The noble Lord, Lord Grantchester, asked a number of questions. He asked about guidance. I am not sure I am going to be able to satisfy him entirely today but I can say that my department will be writing to the Environment Agency, setting out the expectation of how environmental permitting enforcement undertakings will be used. It has already consulted on and will pay heed to the existing guidance on the use of environmental undertakings, which is currently being reviewed. That is probably as far as I can go today on that point.

The noble Lord asked about costs recovery. The regulations do not affect the level of inspection or enforcement. Enforcement undertakings will be an alternative to prosecution in suitable cases. Advice and guidance from the Environment Agency will remain the foundation of the environmental enforcement system. I do not think they will have an upward impact on costs at all. I think he also asked why there is no impact assessment, which I hope I explained. No impact assessment is needed for what is, in effect, a voluntary measure that will impact only on those who are not compliant and who voluntarily offer enforcement undertakings. For the delivery of this final part of the Fairer and Better Environmental Enforcement review, we have chosen to rely on the original impact assessment from 2010.

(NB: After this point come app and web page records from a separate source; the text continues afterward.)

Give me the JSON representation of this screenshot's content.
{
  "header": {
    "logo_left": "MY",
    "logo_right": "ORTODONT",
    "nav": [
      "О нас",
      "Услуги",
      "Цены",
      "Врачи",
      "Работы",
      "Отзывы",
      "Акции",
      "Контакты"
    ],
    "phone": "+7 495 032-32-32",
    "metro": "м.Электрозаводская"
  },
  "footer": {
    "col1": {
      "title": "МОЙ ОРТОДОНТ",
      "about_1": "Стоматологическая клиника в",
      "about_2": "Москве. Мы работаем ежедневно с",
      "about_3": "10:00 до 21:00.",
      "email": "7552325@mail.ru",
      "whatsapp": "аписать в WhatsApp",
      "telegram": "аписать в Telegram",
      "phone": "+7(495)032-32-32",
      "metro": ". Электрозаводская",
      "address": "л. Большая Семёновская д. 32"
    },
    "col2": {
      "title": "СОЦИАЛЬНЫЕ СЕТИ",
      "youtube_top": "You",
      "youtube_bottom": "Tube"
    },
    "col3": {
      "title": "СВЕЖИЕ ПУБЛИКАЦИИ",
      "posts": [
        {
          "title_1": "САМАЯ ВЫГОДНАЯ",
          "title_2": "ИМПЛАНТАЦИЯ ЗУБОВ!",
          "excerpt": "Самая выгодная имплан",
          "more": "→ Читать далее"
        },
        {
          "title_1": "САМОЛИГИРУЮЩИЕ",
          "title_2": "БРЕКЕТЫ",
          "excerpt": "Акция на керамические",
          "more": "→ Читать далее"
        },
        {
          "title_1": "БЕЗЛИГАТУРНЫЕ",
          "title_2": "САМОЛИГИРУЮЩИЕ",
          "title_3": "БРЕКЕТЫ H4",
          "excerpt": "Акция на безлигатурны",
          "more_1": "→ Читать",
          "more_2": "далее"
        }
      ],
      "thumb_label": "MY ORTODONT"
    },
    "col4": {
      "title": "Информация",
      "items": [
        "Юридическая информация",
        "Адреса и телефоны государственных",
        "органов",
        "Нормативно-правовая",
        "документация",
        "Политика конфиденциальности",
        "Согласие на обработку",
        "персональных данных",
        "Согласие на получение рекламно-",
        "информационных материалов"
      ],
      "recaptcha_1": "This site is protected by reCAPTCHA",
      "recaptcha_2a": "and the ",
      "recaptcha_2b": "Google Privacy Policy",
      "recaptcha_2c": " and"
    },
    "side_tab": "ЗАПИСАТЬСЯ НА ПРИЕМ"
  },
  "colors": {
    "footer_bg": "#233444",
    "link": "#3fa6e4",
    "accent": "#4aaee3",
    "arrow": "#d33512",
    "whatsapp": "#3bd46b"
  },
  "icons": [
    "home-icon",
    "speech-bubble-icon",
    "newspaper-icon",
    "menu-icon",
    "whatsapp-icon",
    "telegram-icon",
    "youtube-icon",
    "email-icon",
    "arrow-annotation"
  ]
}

Lord Grantchester: My Lords, perhaps I may clarify the question I asked. I well understand the logic in both the Explanatory Memorandum and the noble Lord’s words that this has no impact and does not require any new regulation to be complied with. Nevertheless, this is a measure that will bring benefits, so I wonder whether any assessment has been made to quantify what is likely to result from the benefits of better regulation.

Lord De Mauley: I referred to what I think is the best estimate we can make although, as the noble Lord will understand, it is quite difficult to do because it depends on take-up. However, if I can add anything to what I have already said in my opening remarks, I will write to him.

The noble Lord also asked whether I can update the Committee on the Environment Agency’s guidance. I have already said a few words about that. The agency has its guidance, trained staff and an established approval and governance process, which includes oversight by a director-level national panel to promote consistency and the sharing of full information. On that basis, I hope that I have answered most of the questions that have been put to me, but to the extent that I have not, I will write.

Motion agreed.

Committee adjourned at 5.11 pm.